Proteomics Today Where Genomics Was in the 80s: Margaret Donovan and Asim Siddiqui of Seer on Landmark Study

Margaret Donovan, Senior Product Manager, Seer

Asim Siddiqui, Senior VP of Research, Seer


0:00 New tech no longer a trade-off between depth and sample size

5:12 What will this landmark paper mean for patients?

12:05 How does Seer’s technology work?

21:17 How many proteoforms are there?

28:13 Now similar to cfDNA revolution

It’s a thrilling time to be in proteomics.  Today we discuss a recent paper in PLOS One demonstrating how new technology has revealed a novel biomarker for non-small cell lung cancer previously undetected by other methods.  The paper could be a model for new proteomics research going forward.  Our guests are Margaret Donovan, Product Marketing Manager, and Asim Siddiqui, Senior VP of Research, both at proteomics company, Seer.

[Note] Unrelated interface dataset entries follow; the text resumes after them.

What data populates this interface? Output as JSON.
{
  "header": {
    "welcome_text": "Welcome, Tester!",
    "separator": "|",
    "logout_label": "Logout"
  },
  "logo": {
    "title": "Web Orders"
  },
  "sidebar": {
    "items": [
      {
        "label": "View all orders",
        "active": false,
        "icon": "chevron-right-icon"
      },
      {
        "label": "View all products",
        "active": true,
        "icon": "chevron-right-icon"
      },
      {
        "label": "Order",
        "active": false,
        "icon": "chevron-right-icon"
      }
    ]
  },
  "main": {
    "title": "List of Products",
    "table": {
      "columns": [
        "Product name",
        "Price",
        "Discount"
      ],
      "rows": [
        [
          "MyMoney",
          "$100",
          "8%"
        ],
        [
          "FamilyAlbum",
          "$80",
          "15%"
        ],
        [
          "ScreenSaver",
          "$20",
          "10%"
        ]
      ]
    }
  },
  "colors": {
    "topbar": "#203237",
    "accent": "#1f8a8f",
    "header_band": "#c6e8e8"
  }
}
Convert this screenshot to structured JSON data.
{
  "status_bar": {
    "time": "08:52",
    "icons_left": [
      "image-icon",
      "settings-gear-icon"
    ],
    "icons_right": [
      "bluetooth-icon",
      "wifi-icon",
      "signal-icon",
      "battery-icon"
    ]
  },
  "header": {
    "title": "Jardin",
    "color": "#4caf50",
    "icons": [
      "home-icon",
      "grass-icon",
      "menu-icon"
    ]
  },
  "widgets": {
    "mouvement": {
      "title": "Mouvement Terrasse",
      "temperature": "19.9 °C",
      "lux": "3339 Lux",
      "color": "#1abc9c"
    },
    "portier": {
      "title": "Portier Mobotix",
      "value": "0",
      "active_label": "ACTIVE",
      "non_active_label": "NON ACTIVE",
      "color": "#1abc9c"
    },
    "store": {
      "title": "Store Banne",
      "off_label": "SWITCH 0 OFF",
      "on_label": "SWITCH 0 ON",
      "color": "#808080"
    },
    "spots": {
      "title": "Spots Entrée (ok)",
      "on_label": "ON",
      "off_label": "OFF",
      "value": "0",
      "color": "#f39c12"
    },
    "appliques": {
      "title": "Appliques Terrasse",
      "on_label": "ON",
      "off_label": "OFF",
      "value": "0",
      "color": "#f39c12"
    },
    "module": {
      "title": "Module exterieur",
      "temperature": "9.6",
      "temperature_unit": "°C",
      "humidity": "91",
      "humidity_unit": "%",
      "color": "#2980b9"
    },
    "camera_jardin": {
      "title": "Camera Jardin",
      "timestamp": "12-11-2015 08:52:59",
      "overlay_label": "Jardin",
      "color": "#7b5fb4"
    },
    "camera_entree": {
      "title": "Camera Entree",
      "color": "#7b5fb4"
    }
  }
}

“Historically the way in which we’ve been able to analyze the proteome has essentially meant you’re making trade-offs.  You can either assess really deeply into the proteome with a small sample set or not so deep with a larger data set.  With Seer’s technology, we have enabled both deep assessment of the proteome and the ability to see complexity with large datasets,” says Margaret.

Based on nanotechnology, Seer’s new platform is part of a new revolution in scaling up proteomics the way genomics scaled a generation ago.  In the past, proteomics technologies were just seeing the overwhelming dominant proteoforms, say our guests, but now we are discovering millions of new proteoforms the way we began to discover millions of genomic variants.  How many more proteoforms are there to discover?  Lots more.  Asim says proteomics is now where genomics was in the 1980s.  However, because we learned so much in genomics, it will go much faster with the proteome. 

To Margaret and Asim, the papers coming out in the field like the one we discuss today are similar to the cell-free DNA work that led to the prenatal diagnostics industry.